Hampshire Gazette, December 12, 1969

Requested By Hockanum Residents

MASTER PLAN NOW ASSURED FOR

Mt. HOLYOKE PROPOSAL


The Department of the Interior has granted the major request of many Hockanum residents said Atty. John M. Callahan who is representing them before [the] Bureau of Outdoor Recreation on the proposed Connecticut River Valley Recreation Area.

The Department has agreed to develop a Master Plan for the area, hopefully with consultation on the matter with local residents, Callahan said.
The Mt. Holyoke Unit, as the proposed recreation area near Northampton is called, would encompass some 12,000 acres surrounding Skinner State Park on Mt. Holyoke.

The proposal outlines a broad area that would front the Connecticut River for 4 1/2 miles and would extend east about 9 miles. It would also include a 200 foot wide strip on land on the west bank of the river, say present BOR plans.

Avoid Pitfalls

Callahan's group had asked for the Master Plan to avoid several pitfalls which would arise without one.

Among the problems mentioned by Atty. Callahan was the distinct possibility that the cost of land acquisition within the park area alone would run well over $42,000 committed to it by the federal government.

If this happened, said Callahan, many residents would not receive the value of their land with the possibility of several years waiting for reimbursement.

Another problem in the proposed legislation is that although the plans allow special provisions for farmers in the area, they do not ensure their protection.

The Master Plan, said Callahan, should spell out precisely what the recreation potential of the facility would be and the exact procedures to be followed in the area's development.

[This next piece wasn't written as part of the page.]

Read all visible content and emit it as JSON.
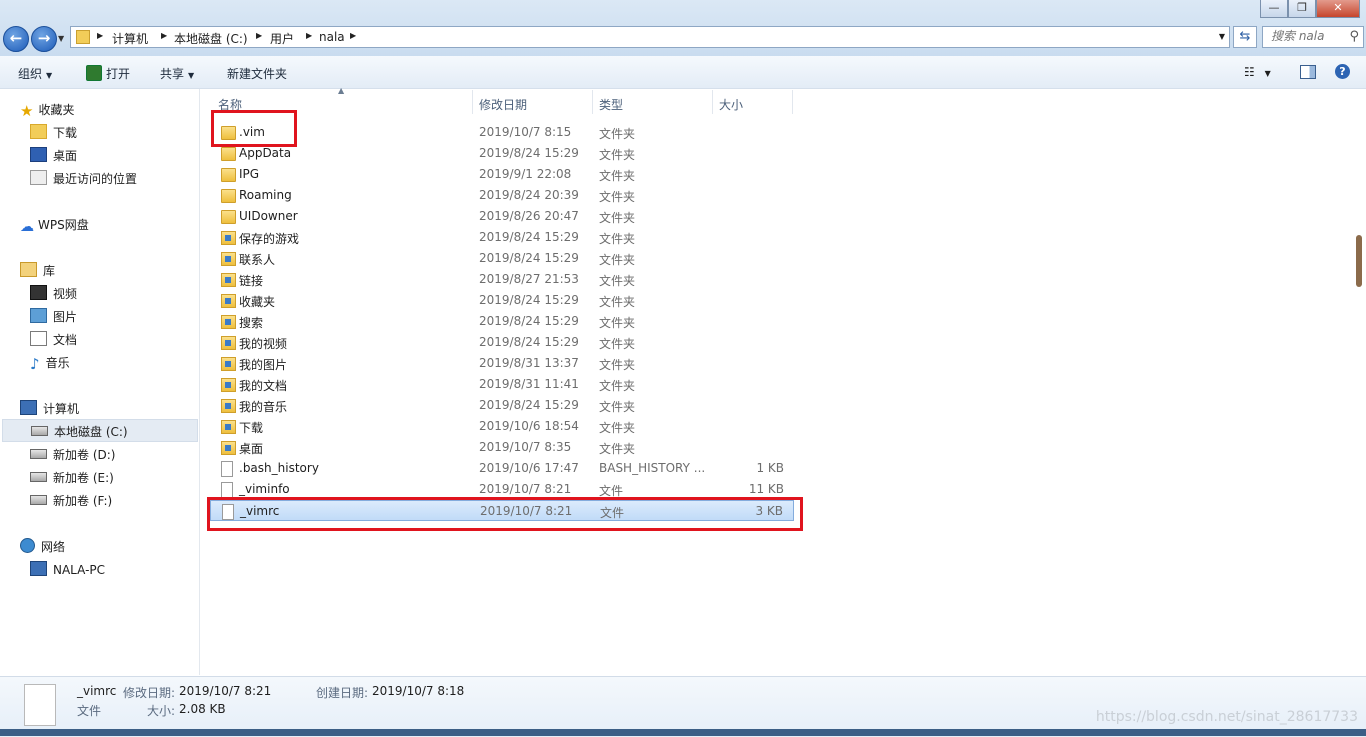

Hope for Detail

Callahan hopes that the Master Plan will be detailed enough regarding the land acquisition costs so that Congress will be able to appropriate a sufficient amount of money to meet them.

Another problem he hopes will be dealt with in the Master Plan is the need of reimbursement to surrounding towns for tax losses resulting from the removal park lands from the taxable real estate of the towns.
Until the bill dealing with recreation area is substantially amended, he said, to assure home and farm owners will be treated fairly, my clients will remain upset about the prospect of the park.

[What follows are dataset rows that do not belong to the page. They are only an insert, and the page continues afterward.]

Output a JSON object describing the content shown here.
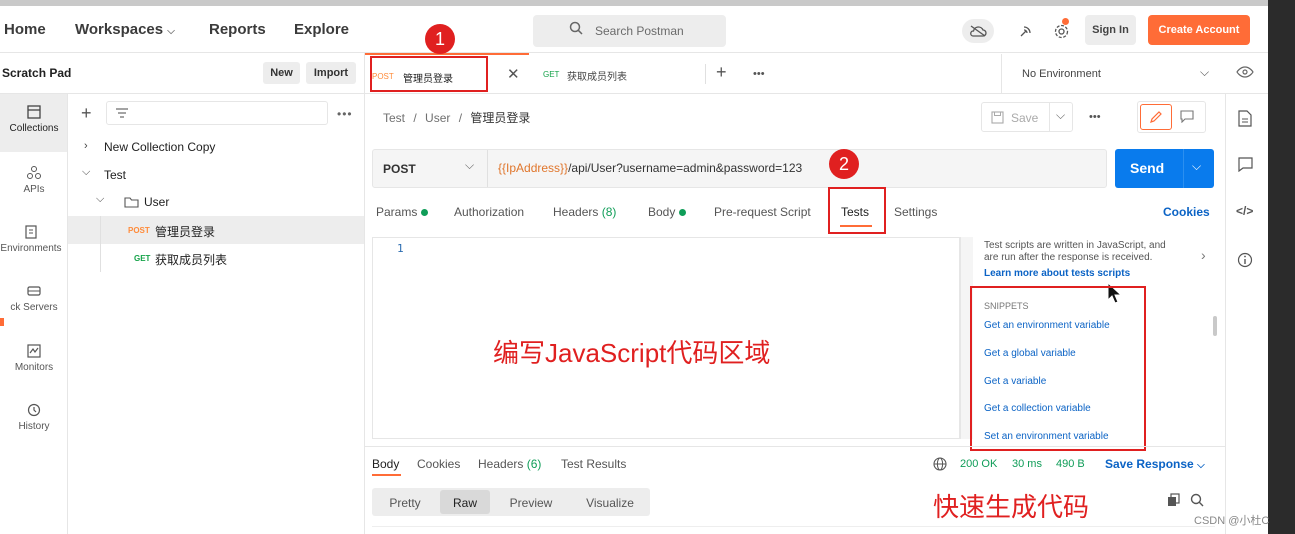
{
  "nav": {
    "home": "Home",
    "workspaces": "Workspaces",
    "reports": "Reports",
    "explore": "Explore"
  },
  "search": {
    "placeholder": "Search Postman"
  },
  "auth": {
    "sign_in": "Sign In",
    "create": "Create Account"
  },
  "sidebar": {
    "title": "Scratch Pad",
    "new": "New",
    "import": "Import",
    "rail": [
      "Collections",
      "APIs",
      "Environments",
      "ck Servers",
      "Monitors",
      "History"
    ],
    "tree": {
      "collection1": "New Collection Copy",
      "collection2": "Test",
      "folder": "User",
      "req1": {
        "method": "POST",
        "name": "管理员登录"
      },
      "req2": {
        "method": "GET",
        "name": "获取成员列表"
      }
    }
  },
  "tabs": [
    {
      "method": "POST",
      "name": "管理员登录"
    },
    {
      "method": "GET",
      "name": "获取成员列表"
    }
  ],
  "environment": "No Environment",
  "breadcrumb": {
    "a": "Test",
    "b": "User",
    "c": "管理员登录",
    "sep": "/"
  },
  "save": "Save",
  "request": {
    "method": "POST",
    "url_var": "{{IpAddress}}",
    "url_rest": "/api/User?username=admin&password=123",
    "send": "Send"
  },
  "subtabs": {
    "params": "Params",
    "auth": "Authorization",
    "headers": "Headers",
    "headers_count": "(8)",
    "body": "Body",
    "prereq": "Pre-request Script",
    "tests": "Tests",
    "settings": "Settings",
    "cookies": "Cookies"
  },
  "editor": {
    "line": "1"
  },
  "info": {
    "line1": "Test scripts are written in JavaScript, and",
    "line2": "are run after the response is received.",
    "learn": "Learn more about tests scripts"
  },
  "snippets": {
    "title": "SNIPPETS",
    "items": [
      "Get an environment variable",
      "Get a global variable",
      "Get a variable",
      "Get a collection variable",
      "Set an environment variable"
    ]
  },
  "annotations": {
    "editor_area": "编写JavaScript代码区域",
    "quick_gen": "快速生成代码",
    "n1": "1",
    "n2": "2"
  },
  "response": {
    "tabs": {
      "body": "Body",
      "cookies": "Cookies",
      "headers": "Headers",
      "headers_count": "(6)",
      "results": "Test Results"
    },
    "status": "200 OK",
    "time": "30 ms",
    "size": "490 B",
    "save": "Save Response",
    "views": [
      "Pretty",
      "Raw",
      "Preview",
      "Visualize"
    ]
  },
  "watermark": "CSDN @小杜C",
  "colors": {
    "accent": "#ff6c37",
    "send": "#097bed",
    "annotation": "#e02020"
  }
}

Callahan does see the approval of the "Master Plan" idea as a step in the right direction.

"I anticipate that Sens. Brooke and Kennedy and U.S. Reps. Conte and Boland will do everything they can to improve the bill and add protection for local residents and towns," Callahan said.

Local hearings on the bill proposing the park to be conducted by the Senate Committee on National Parks, which were to be held in October, were called off when the Nixon Administration cracked down on expenditures this year.

These local hearings have been rescheduled for late next spring, said Callahan.

Callahan commented, "This is the first time they have proposed to develop a Master Plan for a recreation area before the area is actually authorized".

 

 

Hampshire Gazette, December 16

PARK SERVICE POSTPONES REC AREA

The proposed Connecticut River Valley Recreation Area of which the Mt. Holyoke section is a part, has been postponed indefinitely by the National Park Service, it was announced today by Congressman Silvio O. Conte.

The NPS cited budgetary considerations as the reason for the delay in plans which would include some 12,000 acres surrounding Skinner State Park on Mt. Holyoke. The House Interior Committee said that no hearings on the bill would be held in the near future because of the postponement.

Conte, at the request of a group of Hockanum residents whose land would be affected by the proposed park, has been pushing for the development of a master plan for the area before any funds for purchase of land would be forthcoming.

Work on this master plan will continue and it will be put together in consultation with local people, according to Conte.

State Rep. John W. Olver of Amherst has announced that a local advisory committee, will be formed in the near future to aid In the development of the master plan. He will be writing various local groups and town or city governments to inform them.

Friday, Olver said that those residents interested in serving on the Advisory Committee should write to Commissioner Arthur Brownell of the Massachusetts Department of Natural Resources at the State Office Building In Boston.